For me and my classmates in Digital Scholarly Editing, we will have similar decisions to make in the spring term, when we tackle digitally representing a man’s World War I diaries, which come complete with various newspaper clippings, photos, and sketches. How will we choose to render the physical object in digital form? The ramifications of our choices will be slightly different than those of an archivist, however, because we are curating only the digital form of the diaries; we will not be responsible for preserving (nor providing access to) the original physical object along with our digital creation.
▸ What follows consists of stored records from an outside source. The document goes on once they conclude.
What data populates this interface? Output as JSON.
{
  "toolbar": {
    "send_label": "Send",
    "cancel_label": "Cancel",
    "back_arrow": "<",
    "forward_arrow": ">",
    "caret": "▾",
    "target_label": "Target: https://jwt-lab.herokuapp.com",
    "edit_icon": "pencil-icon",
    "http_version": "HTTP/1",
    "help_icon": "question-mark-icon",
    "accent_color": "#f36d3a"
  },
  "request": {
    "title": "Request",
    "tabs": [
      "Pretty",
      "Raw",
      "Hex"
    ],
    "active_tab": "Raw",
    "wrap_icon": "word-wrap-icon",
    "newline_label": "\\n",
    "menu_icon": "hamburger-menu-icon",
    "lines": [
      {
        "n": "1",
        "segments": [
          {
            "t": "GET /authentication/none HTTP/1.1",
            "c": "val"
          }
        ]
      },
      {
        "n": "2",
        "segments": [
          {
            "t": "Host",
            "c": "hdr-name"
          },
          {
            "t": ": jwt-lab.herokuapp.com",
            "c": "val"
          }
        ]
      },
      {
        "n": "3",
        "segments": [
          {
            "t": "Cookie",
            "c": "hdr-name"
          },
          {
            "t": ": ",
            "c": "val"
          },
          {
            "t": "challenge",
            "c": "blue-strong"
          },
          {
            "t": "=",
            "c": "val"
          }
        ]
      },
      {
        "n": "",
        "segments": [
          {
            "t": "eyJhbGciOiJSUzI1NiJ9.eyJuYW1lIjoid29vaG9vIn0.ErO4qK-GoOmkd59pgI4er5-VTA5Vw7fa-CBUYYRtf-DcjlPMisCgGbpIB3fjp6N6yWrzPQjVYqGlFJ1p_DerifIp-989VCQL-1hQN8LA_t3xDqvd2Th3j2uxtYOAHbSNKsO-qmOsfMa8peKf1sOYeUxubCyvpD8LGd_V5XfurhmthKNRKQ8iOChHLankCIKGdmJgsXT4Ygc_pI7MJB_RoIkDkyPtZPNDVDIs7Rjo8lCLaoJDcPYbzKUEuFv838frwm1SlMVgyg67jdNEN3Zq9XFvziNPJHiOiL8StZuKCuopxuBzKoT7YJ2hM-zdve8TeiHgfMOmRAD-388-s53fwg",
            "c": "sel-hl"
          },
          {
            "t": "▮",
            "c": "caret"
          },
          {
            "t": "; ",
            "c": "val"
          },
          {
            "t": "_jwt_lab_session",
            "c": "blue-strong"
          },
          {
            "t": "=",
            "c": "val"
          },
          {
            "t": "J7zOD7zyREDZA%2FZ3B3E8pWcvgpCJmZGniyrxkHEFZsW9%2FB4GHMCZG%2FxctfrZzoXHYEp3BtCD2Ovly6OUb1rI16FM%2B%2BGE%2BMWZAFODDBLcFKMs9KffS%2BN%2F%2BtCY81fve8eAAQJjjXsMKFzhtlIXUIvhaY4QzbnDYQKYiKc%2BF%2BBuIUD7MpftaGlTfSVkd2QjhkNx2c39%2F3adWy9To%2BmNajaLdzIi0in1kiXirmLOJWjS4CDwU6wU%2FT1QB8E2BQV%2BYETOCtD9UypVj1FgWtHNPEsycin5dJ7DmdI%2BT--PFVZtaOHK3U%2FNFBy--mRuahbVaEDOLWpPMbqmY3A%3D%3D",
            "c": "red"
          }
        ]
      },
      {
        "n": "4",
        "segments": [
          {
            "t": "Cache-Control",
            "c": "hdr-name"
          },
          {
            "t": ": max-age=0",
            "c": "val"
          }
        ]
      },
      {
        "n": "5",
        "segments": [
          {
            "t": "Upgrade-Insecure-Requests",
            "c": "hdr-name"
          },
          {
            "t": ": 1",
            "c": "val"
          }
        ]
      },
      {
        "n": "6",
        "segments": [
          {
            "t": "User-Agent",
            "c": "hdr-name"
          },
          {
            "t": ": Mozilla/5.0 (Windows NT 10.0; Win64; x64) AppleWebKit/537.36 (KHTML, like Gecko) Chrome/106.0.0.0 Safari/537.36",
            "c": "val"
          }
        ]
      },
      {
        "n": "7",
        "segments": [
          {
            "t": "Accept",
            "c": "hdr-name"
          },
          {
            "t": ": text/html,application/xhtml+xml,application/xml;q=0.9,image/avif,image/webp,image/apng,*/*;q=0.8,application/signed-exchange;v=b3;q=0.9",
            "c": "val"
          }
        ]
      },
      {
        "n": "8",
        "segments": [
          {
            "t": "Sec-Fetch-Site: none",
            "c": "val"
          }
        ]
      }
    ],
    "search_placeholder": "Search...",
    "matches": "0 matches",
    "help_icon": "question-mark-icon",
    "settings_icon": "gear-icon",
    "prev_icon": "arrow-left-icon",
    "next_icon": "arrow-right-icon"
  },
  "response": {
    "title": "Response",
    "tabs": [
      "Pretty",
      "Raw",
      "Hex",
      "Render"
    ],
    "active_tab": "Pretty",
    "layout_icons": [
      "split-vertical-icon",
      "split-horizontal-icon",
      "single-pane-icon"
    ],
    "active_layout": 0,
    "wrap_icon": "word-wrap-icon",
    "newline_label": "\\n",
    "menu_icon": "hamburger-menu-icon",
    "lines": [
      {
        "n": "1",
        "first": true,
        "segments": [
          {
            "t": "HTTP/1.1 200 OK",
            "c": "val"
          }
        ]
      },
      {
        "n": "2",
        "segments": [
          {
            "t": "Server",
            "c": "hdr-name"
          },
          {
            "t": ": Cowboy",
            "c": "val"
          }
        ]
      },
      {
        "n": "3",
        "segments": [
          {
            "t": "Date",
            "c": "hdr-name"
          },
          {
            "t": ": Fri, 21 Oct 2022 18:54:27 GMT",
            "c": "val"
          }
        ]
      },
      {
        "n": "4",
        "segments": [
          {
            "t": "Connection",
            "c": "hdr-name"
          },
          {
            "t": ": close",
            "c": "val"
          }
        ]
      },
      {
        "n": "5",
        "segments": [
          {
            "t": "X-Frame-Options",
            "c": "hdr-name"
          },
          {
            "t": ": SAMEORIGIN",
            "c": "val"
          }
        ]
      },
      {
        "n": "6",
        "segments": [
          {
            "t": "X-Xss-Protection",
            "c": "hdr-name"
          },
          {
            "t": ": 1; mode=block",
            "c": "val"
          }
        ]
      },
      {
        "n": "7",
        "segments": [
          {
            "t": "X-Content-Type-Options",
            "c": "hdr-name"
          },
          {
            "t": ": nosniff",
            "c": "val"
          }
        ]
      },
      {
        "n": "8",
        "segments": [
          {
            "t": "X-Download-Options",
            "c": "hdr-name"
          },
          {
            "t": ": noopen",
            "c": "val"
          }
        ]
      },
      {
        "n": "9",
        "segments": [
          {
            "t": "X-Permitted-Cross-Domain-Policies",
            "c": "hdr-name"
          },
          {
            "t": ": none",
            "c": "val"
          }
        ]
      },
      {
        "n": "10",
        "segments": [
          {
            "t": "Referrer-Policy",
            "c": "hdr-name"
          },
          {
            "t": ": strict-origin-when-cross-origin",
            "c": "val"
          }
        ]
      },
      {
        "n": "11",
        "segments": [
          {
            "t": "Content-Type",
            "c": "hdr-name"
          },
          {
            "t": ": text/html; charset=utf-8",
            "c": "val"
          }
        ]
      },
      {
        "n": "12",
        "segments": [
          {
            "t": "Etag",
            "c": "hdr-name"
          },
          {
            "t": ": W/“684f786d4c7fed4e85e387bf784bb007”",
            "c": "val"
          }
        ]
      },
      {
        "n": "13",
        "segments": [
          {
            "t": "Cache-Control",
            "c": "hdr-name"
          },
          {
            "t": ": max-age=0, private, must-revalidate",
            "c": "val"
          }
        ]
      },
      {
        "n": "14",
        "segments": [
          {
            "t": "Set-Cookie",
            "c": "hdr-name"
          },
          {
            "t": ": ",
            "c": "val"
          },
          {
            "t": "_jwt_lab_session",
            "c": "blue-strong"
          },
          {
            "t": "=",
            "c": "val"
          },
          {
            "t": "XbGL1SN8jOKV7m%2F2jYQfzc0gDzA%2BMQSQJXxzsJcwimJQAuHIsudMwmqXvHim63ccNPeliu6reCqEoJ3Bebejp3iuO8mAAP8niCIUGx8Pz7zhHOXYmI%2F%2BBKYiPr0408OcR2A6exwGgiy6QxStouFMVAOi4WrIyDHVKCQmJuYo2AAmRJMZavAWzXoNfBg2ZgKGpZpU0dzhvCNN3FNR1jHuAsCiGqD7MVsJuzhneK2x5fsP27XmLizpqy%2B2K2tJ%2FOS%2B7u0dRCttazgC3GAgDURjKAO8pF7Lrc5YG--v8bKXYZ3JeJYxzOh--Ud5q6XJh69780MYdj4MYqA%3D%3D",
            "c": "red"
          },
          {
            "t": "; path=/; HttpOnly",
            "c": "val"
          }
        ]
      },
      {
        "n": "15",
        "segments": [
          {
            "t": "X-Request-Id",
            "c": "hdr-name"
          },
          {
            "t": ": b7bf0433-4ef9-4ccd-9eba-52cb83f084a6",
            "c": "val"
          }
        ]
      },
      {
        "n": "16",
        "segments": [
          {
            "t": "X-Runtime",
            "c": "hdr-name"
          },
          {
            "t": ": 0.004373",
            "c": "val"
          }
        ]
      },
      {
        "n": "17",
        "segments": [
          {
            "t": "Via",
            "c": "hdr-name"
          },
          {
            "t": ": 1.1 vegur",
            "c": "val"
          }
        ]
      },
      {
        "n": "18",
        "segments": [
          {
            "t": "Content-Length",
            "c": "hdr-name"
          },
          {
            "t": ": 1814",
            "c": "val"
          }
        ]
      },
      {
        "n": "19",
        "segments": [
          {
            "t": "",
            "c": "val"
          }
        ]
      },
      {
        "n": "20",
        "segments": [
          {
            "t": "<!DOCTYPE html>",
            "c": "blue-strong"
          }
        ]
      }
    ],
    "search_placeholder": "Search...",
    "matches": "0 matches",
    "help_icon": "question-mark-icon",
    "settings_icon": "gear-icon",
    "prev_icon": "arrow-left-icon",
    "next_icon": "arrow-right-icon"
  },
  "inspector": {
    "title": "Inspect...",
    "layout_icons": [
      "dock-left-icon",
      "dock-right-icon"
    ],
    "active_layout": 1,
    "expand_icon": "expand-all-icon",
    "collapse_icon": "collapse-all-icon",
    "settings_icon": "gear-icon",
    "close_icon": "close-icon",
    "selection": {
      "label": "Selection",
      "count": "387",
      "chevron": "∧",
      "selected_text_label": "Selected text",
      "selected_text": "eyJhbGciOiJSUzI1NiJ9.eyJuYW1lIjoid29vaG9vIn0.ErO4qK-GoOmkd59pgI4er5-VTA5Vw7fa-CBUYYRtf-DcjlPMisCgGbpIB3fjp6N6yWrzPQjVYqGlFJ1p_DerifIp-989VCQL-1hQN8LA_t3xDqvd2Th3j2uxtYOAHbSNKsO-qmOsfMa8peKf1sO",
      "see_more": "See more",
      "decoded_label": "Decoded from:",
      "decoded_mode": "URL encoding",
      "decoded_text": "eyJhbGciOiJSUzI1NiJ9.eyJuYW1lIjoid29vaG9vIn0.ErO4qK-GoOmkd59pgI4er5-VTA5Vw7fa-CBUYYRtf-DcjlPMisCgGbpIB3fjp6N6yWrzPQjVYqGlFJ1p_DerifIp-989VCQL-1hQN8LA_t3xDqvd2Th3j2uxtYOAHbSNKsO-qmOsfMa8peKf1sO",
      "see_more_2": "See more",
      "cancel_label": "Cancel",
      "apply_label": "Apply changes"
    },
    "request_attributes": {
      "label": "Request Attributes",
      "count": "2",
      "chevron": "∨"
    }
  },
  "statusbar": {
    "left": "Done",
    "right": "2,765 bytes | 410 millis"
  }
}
A digital scholarly edition of a collection of analogue artefacts serves important preservationist purposes by providing scholars and the public with a durable, readily-available, and often flexible (especially for the purposes of analysis) representation of the original—and, if made well, the digital version can provide vast amounts of information that cannot be found in the analogue version alone. But it is just that: a representation. So, while the National Archives may seek digitisation in order to reduce demand for viewing the analogue original, with certain specialized audiences, it may have the opposite effect:much as tourism boards show people images of beautiful beaches in the hope of enticing people to come and experience the real thing for themselves, digital versions of artefacts may actually encourage some audiences to come and experience the originals themselves. Rather than devaluing the analogue artefacts they represent, then, digitally preserved versions may accentuate the value of their physical originals, while simultaneously serving an important role in preserving them for future generations.
Benjamin, Walter. “The Work of Art in the Age of Mechanical Reproduction.” 1936. Trans. Harry Zohn. Schocken/Random House. 2005 Web. Accessed 13 October 2014. <http://www.marxists.org/reference/subject/philosophy/works/ge/benjamin.htm>
Matusiak, Krystyna K. and Tamara K. Johnston. “Digitization as a Preservation Strategy: Saving and Sharing the American Gographical Society Library’s Nitrate Negative Images.” UNESCO. No Date Given. Web. Accessed 10 December 2014. <http://www.unesco.org/new/fileadmin/MULTIMEDIA/HQ/CI/CI/pdf/mow/VC_Matusiak_Johnston_28_B_1400.pdf>
Matusiak, Krystyna. “Krystina Matusiak.” DU Portfolio. University of Denver. No Date Given. Web. Accessed 11 December 2014. <https://portfolio.du.edu/kmatusia>
Murphy, Orla. “Remediation: Reimagination.” Maynooth University. Iontas Building, Maynooth University, Maynooth, Ireland. 10 December 2014. Guest Lecture.
National Archives of Ireland, The. “Archives Storage and Preservation.” The National Archives of Ireland. No Date Given. Web. Accessed 11 December 2014. <http://www.nationalarchives.ie/about-us/functions/archives-storage-preservation-division/>
Wray, Richard. “James Murdoch Attacks British Library for Digitising Newspapers.” The Guardian. 21 May 2010. Web. Accessed 10 December 2014. <http://www.theguardian.com/media/2010/may/21/james-murdoch-attacks-british-library>